This week we finally began to do some real work. I focused on designing the services I need to expose to the client application, and figured that it could be a great chance to try Rails out as a platform for rapid prototyping.
The original plan was to write Java code first, Ruby second, but since I’m pretty comfortable with Rails by now, I figured that I should experiment with the other way around as well.
That proved to be a good experience: building a basic relational data model and coding a large number of naïve services that manipulate it took roughly one day’s work, including learning ActiveRecord beyond the basics. On top of that, the Ruby code comes out compact and neat. The ease and agility of the process makes it exceptionally adequate for prototyping when you have a very general idea of what the end result should look like. I felt free to code something, test, then change my mind and change the code over and over again.
The crux of the matter, I think, is that the process involved zero configuration, i.e. XMLs and annotations, and the whole change-build-deploy-test process gets shortened significantly. With the latter, it’s not just the time involved – it’s also the annoyance of waiting for the build and deploy tasks to finish – at this point it takes long enough to be annoying, but too short to go read some blog posts while I wait.

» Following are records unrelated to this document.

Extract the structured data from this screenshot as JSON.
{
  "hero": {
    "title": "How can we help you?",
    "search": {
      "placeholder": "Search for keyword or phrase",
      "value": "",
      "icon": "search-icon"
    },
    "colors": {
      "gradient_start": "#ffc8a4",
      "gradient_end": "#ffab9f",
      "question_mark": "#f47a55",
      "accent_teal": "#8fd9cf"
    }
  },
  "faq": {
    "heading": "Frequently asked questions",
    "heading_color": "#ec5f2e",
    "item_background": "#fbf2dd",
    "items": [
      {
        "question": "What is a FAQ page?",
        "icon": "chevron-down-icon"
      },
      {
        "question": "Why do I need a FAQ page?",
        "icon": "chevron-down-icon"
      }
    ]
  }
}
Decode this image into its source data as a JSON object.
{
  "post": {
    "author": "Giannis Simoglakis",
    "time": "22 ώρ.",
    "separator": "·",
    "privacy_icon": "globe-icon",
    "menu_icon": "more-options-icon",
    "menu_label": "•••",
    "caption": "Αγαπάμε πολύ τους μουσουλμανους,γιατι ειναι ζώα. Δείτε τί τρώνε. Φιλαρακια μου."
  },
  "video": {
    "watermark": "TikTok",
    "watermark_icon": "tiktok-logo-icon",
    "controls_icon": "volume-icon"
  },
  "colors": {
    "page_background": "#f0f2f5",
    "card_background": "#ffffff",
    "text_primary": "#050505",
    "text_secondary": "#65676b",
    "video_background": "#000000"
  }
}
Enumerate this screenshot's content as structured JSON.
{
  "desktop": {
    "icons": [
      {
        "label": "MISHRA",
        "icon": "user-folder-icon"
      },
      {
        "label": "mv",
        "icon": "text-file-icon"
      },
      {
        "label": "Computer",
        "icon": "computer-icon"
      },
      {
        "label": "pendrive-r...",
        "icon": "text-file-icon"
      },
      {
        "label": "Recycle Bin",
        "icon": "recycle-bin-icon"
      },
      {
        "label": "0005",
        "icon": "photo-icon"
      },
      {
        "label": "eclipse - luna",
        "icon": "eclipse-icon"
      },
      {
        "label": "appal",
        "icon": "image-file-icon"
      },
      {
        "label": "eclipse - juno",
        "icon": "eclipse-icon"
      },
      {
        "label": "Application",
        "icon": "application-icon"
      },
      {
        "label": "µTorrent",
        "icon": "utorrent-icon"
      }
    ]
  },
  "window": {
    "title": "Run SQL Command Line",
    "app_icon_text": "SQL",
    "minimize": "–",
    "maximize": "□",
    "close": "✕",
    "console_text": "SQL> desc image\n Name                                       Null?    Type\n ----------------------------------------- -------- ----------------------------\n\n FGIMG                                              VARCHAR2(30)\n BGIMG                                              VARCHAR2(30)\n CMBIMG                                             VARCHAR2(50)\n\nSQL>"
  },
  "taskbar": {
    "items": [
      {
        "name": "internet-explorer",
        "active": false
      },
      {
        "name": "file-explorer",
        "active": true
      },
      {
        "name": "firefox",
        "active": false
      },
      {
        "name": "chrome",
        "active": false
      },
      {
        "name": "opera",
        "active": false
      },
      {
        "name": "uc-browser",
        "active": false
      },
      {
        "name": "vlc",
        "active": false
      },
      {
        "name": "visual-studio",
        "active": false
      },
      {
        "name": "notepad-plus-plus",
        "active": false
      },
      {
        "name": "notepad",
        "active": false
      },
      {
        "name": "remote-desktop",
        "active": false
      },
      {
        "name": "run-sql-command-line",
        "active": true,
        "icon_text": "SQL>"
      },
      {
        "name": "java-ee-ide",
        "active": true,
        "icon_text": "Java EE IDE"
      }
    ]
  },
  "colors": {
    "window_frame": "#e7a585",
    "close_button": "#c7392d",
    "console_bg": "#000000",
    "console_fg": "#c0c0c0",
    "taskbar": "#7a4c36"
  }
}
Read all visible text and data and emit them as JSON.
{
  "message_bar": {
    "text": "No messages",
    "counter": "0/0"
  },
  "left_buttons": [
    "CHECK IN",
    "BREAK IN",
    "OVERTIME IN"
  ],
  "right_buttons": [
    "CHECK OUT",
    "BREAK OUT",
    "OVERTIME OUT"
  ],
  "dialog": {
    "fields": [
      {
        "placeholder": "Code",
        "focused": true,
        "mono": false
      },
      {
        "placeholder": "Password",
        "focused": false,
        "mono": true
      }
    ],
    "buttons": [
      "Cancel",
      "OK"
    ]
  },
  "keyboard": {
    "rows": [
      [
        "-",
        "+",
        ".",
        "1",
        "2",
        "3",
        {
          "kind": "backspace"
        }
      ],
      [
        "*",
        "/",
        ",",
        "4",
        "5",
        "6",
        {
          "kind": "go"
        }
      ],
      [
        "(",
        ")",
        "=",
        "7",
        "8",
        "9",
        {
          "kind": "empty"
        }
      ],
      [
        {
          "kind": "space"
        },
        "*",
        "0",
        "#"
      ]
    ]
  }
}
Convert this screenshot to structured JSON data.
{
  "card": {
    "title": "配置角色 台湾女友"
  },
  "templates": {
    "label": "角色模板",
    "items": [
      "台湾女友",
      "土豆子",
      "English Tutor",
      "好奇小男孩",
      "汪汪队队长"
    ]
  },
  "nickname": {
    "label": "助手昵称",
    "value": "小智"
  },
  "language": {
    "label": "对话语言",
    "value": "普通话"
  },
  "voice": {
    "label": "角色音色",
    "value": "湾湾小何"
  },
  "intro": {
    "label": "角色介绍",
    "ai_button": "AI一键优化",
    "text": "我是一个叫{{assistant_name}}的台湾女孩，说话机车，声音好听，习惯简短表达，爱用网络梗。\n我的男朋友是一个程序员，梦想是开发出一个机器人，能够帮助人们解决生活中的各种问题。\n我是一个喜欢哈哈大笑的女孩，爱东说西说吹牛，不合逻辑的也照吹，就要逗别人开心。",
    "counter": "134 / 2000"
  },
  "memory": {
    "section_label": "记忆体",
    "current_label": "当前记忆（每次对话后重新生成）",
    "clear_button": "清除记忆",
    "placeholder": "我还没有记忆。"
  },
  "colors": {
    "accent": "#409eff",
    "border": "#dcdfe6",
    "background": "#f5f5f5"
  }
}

Next, I’ll code the same stuff in Java and report on the comparable experience.